Q: My boys, now 15 & 17, are so different. I’ve noticed that my two kids can watch the same violent programs and, depending on each child’s nature, they respond differently. Is it true that after viewing violent programs, some children will behave more aggressively while some children become more fearful? If yes, can you explain how that happens? Any chance that some children are not affected at all?
–Variations on Violence in Glencoe, IL
A: Dear Variations on Violence,
Different kids will absolutely respond differently to different material, and there are many reasons for these variations, not all of them easy to identify. Some reasons have to do with age, some with temperament, and some with what else is going on in a child’s life, but on the whole, there are three effects to watch for:
- Desensitization (or coming to accept violence as a normal part of life) – Almost everyone experiences this effect. When people see a lot of violence, whether it’s in the media or in real life, their understanding of the world shifts. The more violence they see, the less “out of place” it seems.
- Fear and anxiety – This may happen more often in younger children. Seeing violence all over the news, in movies, and in video games can lead kids to believe that the world is a very dangerous place and they are potential victims every time they leave their houses.

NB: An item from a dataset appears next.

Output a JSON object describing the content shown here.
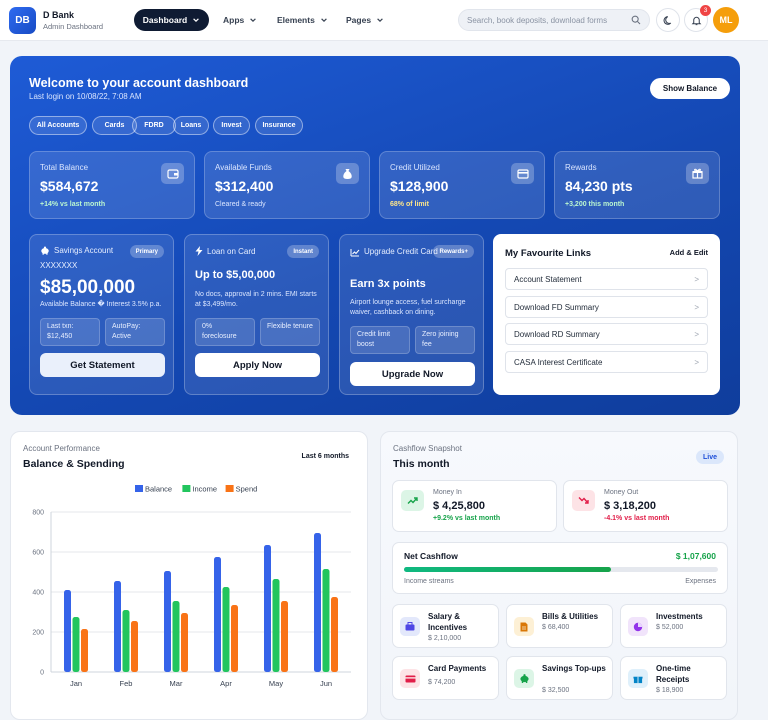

- Increased aggression -This is the least common, but most talked about, effect. In the media world, violence is often used as a way to solve problems. Furthermore, the negative consequences of this violence are not often shown. When kids see this over and over again, they may learn to solve problems using physical violence.
Unfortunately, there is no good way of predicting which kids will react in which ways, and that makes prevention tricky. But given that most people will experience at least one of these three effects, reducing exposure to media violence can only help.

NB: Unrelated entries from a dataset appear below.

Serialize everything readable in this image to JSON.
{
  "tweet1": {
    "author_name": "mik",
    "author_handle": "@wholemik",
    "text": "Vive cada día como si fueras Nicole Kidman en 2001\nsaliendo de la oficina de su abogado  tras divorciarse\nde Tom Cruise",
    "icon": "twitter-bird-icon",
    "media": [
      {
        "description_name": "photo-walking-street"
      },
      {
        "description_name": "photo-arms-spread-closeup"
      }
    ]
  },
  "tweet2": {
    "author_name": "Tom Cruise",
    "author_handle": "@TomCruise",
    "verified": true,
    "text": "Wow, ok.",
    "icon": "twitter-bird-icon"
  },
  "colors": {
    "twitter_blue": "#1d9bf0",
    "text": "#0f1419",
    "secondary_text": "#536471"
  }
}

You also asked if there are kids who aren’t affected at all. I would say that they are few and far between. Since most kids are able to socially connect with others, they also have the capacity to know how others are hurt and feel sympathy for them. I would recommend assuming that your kids are affected in at least one of the ways I talked about, and then adjust how much and what they watch based on that assumption. Since adjusting teenagers’ habits is often difficult because of their independence level, you may want to help them to question what they see by teaching them media literacy.
See also What can I do about media violence?
Enjoy your media and use them wisely,